↓↓↓

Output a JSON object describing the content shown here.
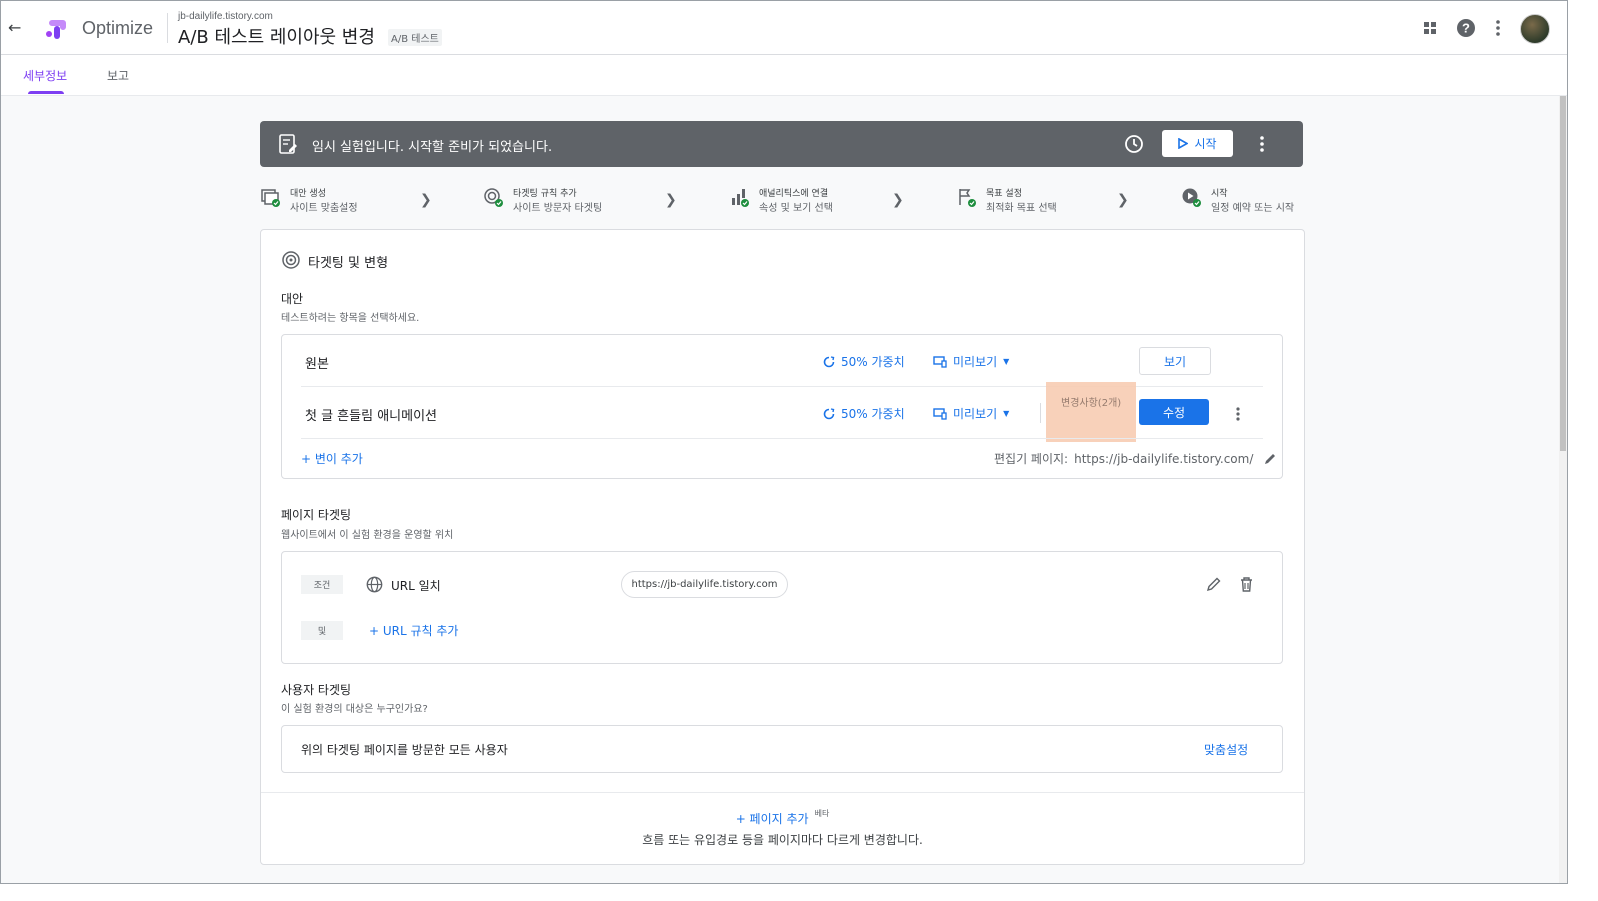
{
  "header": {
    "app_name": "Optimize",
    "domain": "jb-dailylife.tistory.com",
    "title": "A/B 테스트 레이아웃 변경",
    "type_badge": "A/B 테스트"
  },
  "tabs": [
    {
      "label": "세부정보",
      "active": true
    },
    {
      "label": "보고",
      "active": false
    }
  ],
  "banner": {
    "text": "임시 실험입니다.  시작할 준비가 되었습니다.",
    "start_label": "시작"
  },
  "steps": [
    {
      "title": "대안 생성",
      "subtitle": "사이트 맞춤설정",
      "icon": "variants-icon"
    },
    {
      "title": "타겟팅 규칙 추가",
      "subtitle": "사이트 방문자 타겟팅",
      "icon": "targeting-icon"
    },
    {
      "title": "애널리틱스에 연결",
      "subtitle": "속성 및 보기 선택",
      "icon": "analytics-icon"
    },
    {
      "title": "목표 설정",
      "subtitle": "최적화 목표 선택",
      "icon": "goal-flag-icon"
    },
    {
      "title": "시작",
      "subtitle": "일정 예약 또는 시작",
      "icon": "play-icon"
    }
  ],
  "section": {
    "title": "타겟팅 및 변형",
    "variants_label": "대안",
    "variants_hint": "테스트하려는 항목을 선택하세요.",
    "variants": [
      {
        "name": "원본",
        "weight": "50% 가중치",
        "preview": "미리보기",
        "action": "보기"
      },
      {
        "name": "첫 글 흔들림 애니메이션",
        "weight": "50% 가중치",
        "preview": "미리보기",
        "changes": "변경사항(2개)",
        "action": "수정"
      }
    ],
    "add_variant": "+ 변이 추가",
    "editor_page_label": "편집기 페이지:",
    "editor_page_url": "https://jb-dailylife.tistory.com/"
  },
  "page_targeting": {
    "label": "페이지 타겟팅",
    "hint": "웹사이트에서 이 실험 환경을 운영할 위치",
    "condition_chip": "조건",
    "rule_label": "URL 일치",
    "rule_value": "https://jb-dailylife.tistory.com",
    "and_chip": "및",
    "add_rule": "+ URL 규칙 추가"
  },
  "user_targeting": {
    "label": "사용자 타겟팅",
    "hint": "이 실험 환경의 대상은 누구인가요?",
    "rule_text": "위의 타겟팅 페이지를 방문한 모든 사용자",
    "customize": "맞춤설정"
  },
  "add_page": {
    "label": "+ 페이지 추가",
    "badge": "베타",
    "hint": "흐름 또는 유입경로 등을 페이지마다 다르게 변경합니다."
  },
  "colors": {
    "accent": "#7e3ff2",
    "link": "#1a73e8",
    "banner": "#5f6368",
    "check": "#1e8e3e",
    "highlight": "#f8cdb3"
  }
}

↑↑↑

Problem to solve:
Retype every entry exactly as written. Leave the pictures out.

Solution to the exercise:
Output a JSON object describing the content shown here.
{
  "header": {
    "app_name": "Optimize",
    "domain": "jb-dailylife.tistory.com",
    "title": "A/B 테스트 레이아웃 변경",
    "type_badge": "A/B 테스트"
  },
  "tabs": [
    {
      "label": "세부정보",
      "active": true
    },
    {
      "label": "보고",
      "active": false
    }
  ],
  "banner": {
    "text": "임시 실험입니다.  시작할 준비가 되었습니다.",
    "start_label": "시작"
  },
  "steps": [
    {
      "title": "대안 생성",
      "subtitle": "사이트 맞춤설정",
      "icon": "variants-icon"
    },
    {
      "title": "타겟팅 규칙 추가",
      "subtitle": "사이트 방문자 타겟팅",
      "icon": "targeting-icon"
    },
    {
      "title": "애널리틱스에 연결",
      "subtitle": "속성 및 보기 선택",
      "icon": "analytics-icon"
    },
    {
      "title": "목표 설정",
      "subtitle": "최적화 목표 선택",
      "icon": "goal-flag-icon"
    },
    {
      "title": "시작",
      "subtitle": "일정 예약 또는 시작",
      "icon": "play-icon"
    }
  ],
  "section": {
    "title": "타겟팅 및 변형",
    "variants_label": "대안",
    "variants_hint": "테스트하려는 항목을 선택하세요.",
    "variants": [
      {
        "name": "원본",
        "weight": "50% 가중치",
        "preview": "미리보기",
        "action": "보기"
      },
      {
        "name": "첫 글 흔들림 애니메이션",
        "weight": "50% 가중치",
        "preview": "미리보기",
        "changes": "변경사항(2개)",
        "action": "수정"
      }
    ],
    "add_variant": "+ 변이 추가",
    "editor_page_label": "편집기 페이지:",
    "editor_page_url": "https://jb-dailylife.tistory.com/"
  },
  "page_targeting": {
    "label": "페이지 타겟팅",
    "hint": "웹사이트에서 이 실험 환경을 운영할 위치",
    "condition_chip": "조건",
    "rule_label": "URL 일치",
    "rule_value": "https://jb-dailylife.tistory.com",
    "and_chip": "및",
    "add_rule": "+ URL 규칙 추가"
  },
  "user_targeting": {
    "label": "사용자 타겟팅",
    "hint": "이 실험 환경의 대상은 누구인가요?",
    "rule_text": "위의 타겟팅 페이지를 방문한 모든 사용자",
    "customize": "맞춤설정"
  },
  "add_page": {
    "label": "+ 페이지 추가",
    "badge": "베타",
    "hint": "흐름 또는 유입경로 등을 페이지마다 다르게 변경합니다."
  },
  "colors": {
    "accent": "#7e3ff2",
    "link": "#1a73e8",
    "banner": "#5f6368",
    "check": "#1e8e3e",
    "highlight": "#f8cdb3"
  }
}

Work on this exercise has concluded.